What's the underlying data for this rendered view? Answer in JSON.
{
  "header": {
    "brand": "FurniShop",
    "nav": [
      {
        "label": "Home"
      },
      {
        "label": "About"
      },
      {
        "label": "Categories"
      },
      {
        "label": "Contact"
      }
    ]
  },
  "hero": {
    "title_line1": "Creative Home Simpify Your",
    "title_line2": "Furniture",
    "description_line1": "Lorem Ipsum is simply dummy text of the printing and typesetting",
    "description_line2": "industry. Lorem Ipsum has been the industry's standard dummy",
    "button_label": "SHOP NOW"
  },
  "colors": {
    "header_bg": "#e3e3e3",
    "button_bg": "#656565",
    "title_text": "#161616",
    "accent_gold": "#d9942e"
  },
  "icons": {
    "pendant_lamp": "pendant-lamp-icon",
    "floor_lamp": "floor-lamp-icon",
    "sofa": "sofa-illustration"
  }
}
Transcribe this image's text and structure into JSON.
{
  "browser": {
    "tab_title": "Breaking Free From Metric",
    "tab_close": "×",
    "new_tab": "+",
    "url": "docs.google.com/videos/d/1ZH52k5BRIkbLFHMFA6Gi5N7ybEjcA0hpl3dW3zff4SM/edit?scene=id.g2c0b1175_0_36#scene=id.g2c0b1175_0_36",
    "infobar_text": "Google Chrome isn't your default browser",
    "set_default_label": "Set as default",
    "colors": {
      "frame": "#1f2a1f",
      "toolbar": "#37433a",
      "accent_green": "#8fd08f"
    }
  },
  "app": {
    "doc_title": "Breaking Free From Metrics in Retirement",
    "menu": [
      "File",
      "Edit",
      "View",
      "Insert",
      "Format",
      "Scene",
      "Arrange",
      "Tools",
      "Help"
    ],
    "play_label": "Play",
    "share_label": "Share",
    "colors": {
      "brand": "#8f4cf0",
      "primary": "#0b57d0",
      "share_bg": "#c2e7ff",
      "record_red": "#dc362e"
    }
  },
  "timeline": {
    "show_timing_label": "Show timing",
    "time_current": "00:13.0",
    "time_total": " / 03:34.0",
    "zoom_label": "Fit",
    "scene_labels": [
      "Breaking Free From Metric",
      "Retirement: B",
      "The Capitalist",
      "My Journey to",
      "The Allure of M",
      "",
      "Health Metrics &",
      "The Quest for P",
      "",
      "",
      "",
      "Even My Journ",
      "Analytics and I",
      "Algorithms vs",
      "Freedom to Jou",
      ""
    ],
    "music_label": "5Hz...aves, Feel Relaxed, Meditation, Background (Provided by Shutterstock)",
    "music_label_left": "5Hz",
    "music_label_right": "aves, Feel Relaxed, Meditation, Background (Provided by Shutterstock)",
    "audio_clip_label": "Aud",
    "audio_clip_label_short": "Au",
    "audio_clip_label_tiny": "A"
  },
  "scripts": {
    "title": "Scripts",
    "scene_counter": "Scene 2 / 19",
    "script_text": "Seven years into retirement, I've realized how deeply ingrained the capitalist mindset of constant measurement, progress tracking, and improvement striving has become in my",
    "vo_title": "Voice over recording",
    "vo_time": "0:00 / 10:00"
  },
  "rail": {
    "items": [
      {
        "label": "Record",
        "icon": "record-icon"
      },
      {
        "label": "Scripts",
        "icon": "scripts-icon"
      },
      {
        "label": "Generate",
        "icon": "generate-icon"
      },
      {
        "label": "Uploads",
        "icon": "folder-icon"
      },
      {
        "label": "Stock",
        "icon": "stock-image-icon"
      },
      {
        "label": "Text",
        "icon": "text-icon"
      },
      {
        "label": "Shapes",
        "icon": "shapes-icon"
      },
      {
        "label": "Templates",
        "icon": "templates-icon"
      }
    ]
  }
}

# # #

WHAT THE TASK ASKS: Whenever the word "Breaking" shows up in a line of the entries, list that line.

WRITTEN RESPONSE:
    "tab_title": "Breaking Free From Metric",
    "doc_title": "Breaking Free From Metrics in Retirement",
      "Breaking Free From Metric",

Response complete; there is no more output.